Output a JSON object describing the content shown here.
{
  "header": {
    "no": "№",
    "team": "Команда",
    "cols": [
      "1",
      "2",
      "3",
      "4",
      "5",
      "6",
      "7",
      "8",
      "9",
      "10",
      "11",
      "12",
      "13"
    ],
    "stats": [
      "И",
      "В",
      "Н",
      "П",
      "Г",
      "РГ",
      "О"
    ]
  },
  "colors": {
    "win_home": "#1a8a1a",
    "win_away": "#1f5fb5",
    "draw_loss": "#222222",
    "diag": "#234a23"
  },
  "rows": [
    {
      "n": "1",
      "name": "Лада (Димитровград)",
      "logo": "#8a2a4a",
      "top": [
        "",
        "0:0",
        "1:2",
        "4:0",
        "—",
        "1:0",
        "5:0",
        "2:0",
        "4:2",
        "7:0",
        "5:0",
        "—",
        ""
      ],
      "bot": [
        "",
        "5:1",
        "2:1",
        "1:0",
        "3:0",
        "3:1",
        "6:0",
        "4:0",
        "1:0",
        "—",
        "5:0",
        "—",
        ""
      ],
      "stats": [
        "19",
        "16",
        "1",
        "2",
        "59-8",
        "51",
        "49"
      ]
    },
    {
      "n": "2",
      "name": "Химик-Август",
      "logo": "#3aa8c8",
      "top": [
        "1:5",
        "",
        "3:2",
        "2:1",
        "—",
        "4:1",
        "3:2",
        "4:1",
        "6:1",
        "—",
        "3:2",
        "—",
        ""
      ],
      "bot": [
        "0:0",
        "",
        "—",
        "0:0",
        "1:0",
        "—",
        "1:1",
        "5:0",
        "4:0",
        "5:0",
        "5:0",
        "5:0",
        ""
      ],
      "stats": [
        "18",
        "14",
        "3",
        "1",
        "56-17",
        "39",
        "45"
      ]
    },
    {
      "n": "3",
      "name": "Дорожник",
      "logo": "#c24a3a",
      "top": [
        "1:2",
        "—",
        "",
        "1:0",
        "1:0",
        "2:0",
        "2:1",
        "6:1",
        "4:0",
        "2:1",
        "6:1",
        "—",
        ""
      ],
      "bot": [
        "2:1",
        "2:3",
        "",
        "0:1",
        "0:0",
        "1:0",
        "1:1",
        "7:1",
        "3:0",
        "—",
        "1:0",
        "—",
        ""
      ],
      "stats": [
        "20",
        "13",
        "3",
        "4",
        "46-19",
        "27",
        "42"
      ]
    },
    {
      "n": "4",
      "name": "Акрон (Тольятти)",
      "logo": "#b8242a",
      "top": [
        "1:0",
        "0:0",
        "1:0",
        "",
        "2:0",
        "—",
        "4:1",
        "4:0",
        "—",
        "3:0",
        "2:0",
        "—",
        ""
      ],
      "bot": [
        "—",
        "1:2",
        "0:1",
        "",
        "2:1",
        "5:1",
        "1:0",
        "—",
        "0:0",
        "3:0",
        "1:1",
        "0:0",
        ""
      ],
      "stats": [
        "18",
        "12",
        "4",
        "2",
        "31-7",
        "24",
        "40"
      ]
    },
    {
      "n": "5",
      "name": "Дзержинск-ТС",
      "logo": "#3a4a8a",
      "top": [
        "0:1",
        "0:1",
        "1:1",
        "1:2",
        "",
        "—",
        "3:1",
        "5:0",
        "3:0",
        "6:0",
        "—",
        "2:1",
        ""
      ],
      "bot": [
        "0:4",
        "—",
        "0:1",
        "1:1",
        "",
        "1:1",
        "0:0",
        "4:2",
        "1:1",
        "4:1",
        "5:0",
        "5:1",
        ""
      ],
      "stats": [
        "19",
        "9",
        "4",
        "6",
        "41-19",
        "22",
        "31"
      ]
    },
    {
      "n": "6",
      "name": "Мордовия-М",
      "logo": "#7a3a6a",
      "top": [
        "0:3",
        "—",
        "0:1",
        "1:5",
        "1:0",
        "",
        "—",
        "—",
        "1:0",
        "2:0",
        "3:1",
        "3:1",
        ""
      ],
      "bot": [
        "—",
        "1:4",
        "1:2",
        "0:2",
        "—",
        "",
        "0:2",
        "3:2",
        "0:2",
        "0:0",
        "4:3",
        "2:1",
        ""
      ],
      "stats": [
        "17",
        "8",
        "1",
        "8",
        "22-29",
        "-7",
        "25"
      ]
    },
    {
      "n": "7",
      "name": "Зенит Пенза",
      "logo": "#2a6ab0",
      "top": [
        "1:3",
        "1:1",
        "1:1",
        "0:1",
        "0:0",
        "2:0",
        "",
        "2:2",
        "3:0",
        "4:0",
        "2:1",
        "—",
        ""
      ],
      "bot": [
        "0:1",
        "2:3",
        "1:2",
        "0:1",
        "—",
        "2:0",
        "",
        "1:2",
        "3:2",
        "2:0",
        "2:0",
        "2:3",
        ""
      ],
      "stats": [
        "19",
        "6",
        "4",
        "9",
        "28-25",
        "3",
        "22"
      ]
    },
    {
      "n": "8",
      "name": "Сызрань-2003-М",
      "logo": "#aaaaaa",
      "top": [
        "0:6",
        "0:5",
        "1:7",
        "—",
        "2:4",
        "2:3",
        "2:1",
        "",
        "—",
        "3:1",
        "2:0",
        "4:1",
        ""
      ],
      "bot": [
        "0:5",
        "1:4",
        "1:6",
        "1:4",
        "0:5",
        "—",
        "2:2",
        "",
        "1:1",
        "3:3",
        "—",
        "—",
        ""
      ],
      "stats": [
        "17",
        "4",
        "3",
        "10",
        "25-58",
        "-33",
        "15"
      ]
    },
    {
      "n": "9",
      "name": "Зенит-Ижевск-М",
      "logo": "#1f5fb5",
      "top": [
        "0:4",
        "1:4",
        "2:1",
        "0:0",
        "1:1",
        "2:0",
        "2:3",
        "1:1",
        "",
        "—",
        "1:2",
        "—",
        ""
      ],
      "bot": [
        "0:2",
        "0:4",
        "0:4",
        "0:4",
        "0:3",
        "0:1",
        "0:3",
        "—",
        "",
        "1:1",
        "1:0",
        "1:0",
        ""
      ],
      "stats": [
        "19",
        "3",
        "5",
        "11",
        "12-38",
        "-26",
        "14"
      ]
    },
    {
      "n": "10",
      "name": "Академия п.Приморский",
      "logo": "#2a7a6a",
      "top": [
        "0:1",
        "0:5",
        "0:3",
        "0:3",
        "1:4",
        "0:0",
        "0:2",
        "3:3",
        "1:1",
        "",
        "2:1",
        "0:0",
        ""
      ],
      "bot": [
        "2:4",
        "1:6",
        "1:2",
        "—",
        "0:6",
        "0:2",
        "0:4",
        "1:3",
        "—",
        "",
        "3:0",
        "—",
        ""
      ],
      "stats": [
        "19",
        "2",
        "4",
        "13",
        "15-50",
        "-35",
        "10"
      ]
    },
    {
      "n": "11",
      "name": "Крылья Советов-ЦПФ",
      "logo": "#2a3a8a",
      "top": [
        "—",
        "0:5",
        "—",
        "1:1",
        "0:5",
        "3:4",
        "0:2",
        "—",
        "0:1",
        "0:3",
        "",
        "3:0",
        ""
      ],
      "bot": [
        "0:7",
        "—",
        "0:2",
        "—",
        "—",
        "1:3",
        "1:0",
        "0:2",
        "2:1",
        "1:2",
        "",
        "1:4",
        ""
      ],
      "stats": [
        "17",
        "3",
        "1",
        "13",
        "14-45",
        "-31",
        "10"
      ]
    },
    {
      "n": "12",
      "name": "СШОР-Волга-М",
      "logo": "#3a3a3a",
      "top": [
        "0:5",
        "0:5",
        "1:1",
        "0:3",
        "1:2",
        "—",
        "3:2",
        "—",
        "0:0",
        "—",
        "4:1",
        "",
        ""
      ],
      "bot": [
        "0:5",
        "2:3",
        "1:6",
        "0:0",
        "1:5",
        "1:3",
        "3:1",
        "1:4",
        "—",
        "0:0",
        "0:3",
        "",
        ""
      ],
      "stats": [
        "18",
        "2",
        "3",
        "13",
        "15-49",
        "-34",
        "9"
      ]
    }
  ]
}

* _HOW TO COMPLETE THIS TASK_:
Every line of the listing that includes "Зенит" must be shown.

* _ANSWER AREA_:
      "name": "Зенит Пенза",
      "name": "Зенит-Ижевск-М",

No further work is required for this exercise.